The kingdom of Aksum contained a number of important towns in addition to Aksum. The Red Sea port of Adulis was one of the largest. It contained stone churches and houses, the latter probably belonging to prosperous merchants. Other towns were located along the route that led from Adulis to Aksum. Many stone buildings have been found away from the towns; these may have been the residences of rich local landlords. Wealthy Aksumites lived comfortable lives and used luxury domestic items—such as ceramics, glassware, and fabrics—imported from abroad. The dwellings of town and rural workers were likely round huts made of stone or mud with conical thatched roofs, similar to rural houses in Ethiopia today.
The Aksumite diet would have varied, depending on social class. The staple was likely a cereal dish, but the upper classes also would have had such imported luxuries as wine and olive oil. The alcoholic honey drink tej (mead), a common beverage in modern Ethiopia, would have been available to everyone. Workers and rural people would have eaten injera (flat, unleavened bread) and porridge made of local cereal, probably wheat or barley.
Aksum is said to have imported cloth and ready-made garments, but almost nothing is known of the styles of dress. The cloth was linen, wool, or cotton.
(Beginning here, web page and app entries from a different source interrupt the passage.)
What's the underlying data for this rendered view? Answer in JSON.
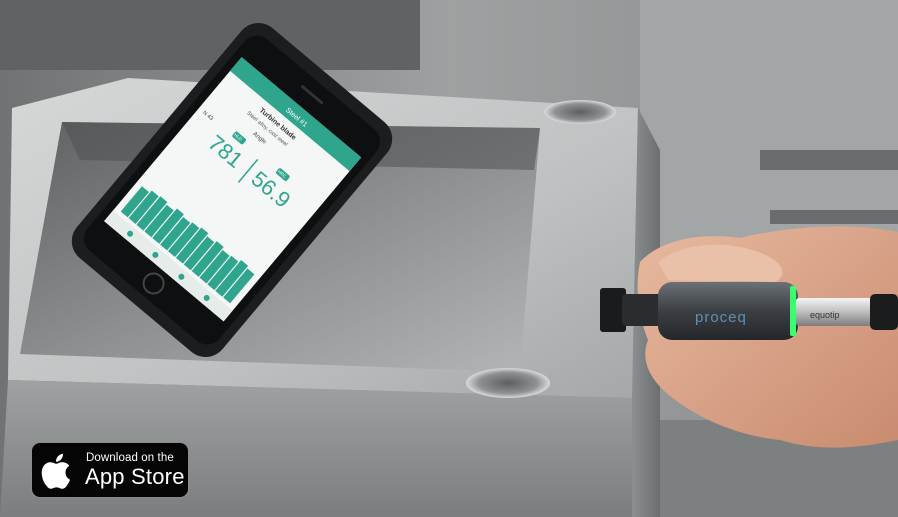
{
  "badge": {
    "line1": "Download on the",
    "line2": "App Store",
    "icon": "apple-logo-icon"
  },
  "phone": {
    "header_label": "Steel #1",
    "title": "Turbine blade",
    "subtitle": "Steel alloy, cast steel",
    "scale_left": "HLD",
    "reading_left": "781",
    "reading_right": "56.9",
    "scale_right": "HRC",
    "small_left": "N 43",
    "small_top": "Angle",
    "bars": [
      0.55,
      0.6,
      0.62,
      0.58,
      0.64,
      0.6,
      0.63,
      0.66,
      0.61,
      0.65,
      0.6,
      0.62,
      0.67,
      0.63
    ]
  },
  "probe": {
    "brand": "proceq",
    "model": "equotip",
    "led_color": "#39ff6a"
  },
  "colors": {
    "app_accent": "#2fa58e",
    "steel": "#a9acad",
    "background": "#8e9293"
  }
}
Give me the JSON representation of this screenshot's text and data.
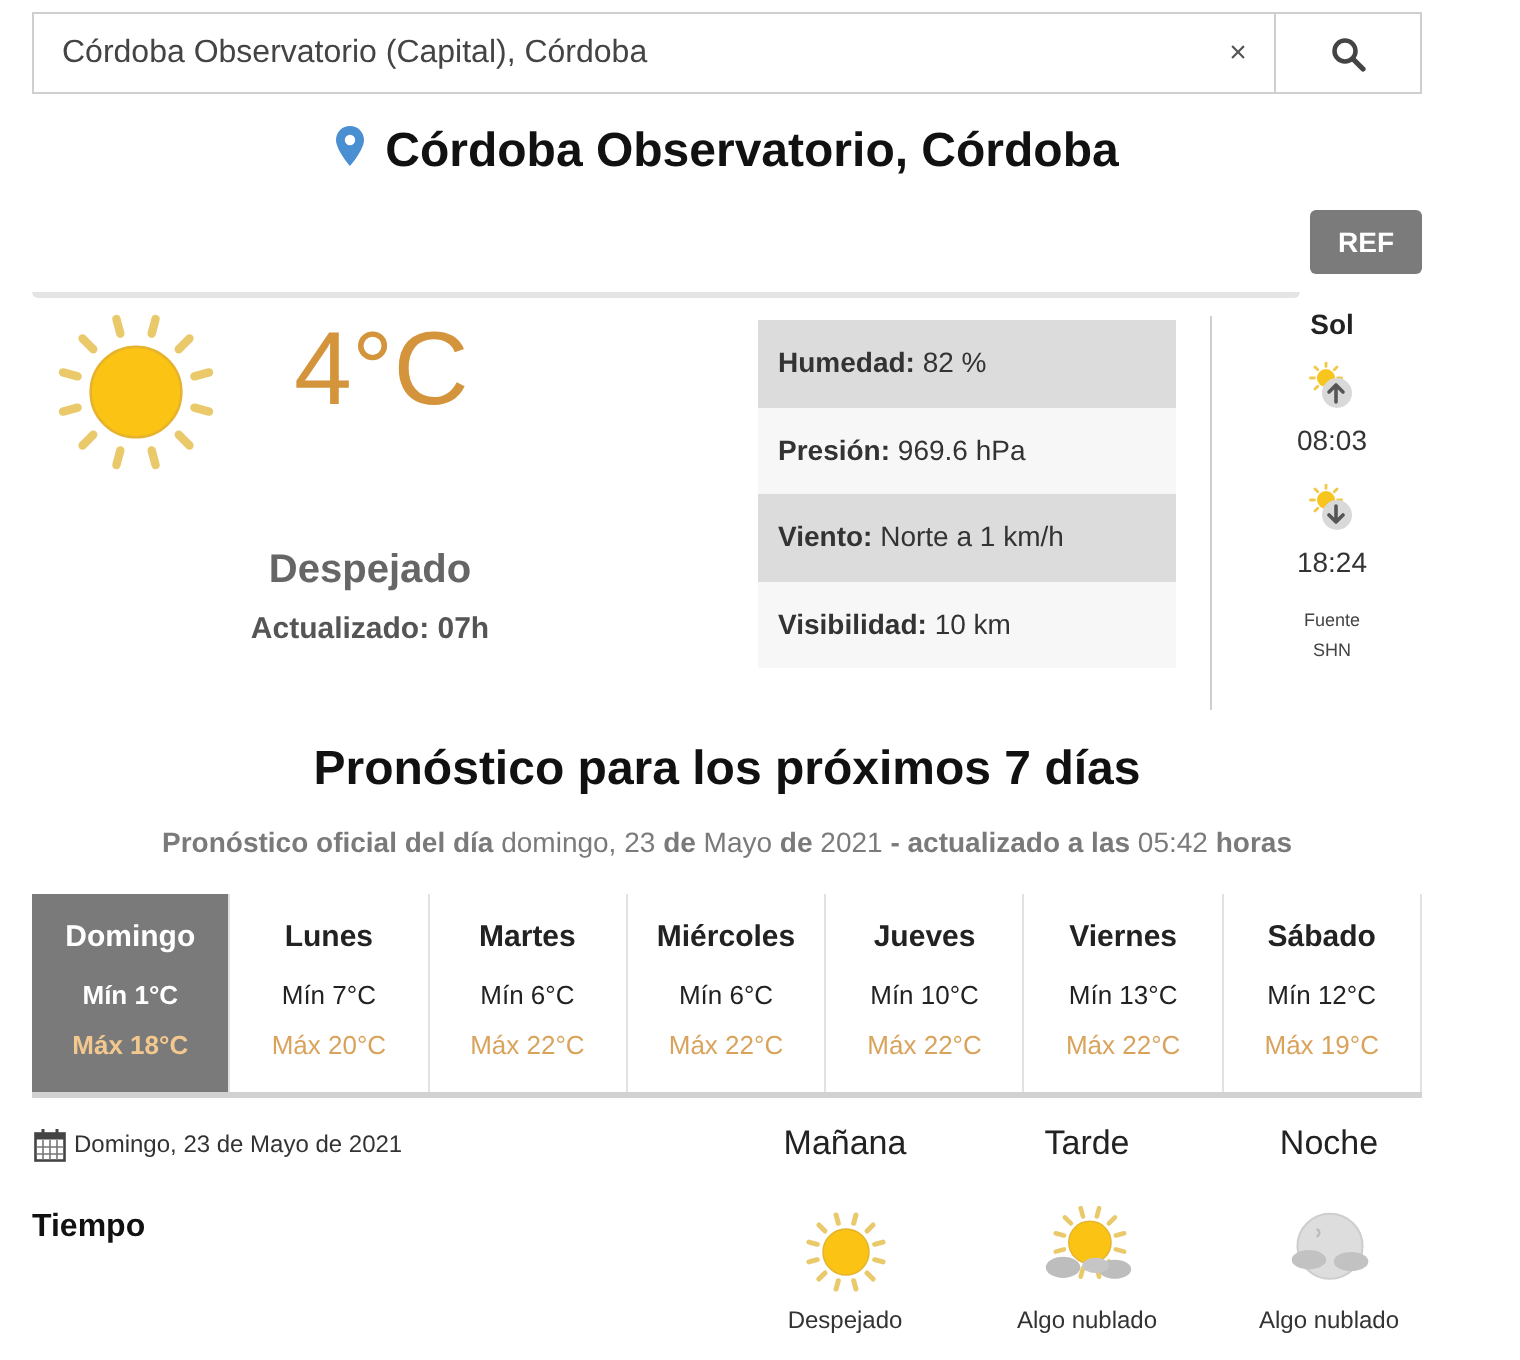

Archaeologists have found loom weights in Aksum, suggesting that Aksumites wove their own cloth as well. People in rural areas may also have worn leather.